START Records for the task
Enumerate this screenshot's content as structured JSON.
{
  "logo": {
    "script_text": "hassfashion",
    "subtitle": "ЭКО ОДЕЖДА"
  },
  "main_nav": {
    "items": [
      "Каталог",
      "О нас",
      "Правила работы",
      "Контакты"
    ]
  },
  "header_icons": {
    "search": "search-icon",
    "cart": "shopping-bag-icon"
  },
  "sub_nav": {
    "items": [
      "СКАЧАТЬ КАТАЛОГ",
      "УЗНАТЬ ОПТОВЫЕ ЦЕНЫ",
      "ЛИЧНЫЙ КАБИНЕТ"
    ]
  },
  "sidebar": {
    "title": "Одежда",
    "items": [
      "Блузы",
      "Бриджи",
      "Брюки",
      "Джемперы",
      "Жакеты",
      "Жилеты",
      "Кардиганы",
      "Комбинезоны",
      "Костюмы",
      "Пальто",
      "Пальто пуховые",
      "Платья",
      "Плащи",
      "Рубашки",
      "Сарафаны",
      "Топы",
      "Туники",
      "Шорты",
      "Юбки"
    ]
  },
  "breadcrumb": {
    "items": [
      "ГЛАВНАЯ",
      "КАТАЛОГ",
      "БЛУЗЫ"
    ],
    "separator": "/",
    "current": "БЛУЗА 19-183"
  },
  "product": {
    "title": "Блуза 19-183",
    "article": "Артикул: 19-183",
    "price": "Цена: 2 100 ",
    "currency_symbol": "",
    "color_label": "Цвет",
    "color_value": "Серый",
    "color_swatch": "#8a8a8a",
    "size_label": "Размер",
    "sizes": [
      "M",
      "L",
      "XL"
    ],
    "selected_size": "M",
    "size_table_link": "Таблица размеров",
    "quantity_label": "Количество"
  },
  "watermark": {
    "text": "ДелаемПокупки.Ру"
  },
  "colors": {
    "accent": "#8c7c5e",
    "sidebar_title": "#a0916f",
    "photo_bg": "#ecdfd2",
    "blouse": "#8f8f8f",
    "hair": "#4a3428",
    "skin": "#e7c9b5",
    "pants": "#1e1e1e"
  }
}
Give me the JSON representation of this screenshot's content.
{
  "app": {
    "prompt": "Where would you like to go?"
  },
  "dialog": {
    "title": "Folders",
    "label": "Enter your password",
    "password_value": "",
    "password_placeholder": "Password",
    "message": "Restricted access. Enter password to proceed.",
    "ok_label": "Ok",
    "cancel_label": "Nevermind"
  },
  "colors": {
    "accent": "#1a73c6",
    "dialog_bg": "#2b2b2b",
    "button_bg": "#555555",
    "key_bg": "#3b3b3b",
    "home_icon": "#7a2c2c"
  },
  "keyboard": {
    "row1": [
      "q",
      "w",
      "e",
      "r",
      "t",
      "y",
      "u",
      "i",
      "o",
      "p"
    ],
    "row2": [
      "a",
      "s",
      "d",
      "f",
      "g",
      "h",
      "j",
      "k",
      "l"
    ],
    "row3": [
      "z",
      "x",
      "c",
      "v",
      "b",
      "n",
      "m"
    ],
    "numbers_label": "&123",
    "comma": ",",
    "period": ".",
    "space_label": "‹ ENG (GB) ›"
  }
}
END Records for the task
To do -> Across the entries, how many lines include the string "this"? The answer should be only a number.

Exercise solution -> 2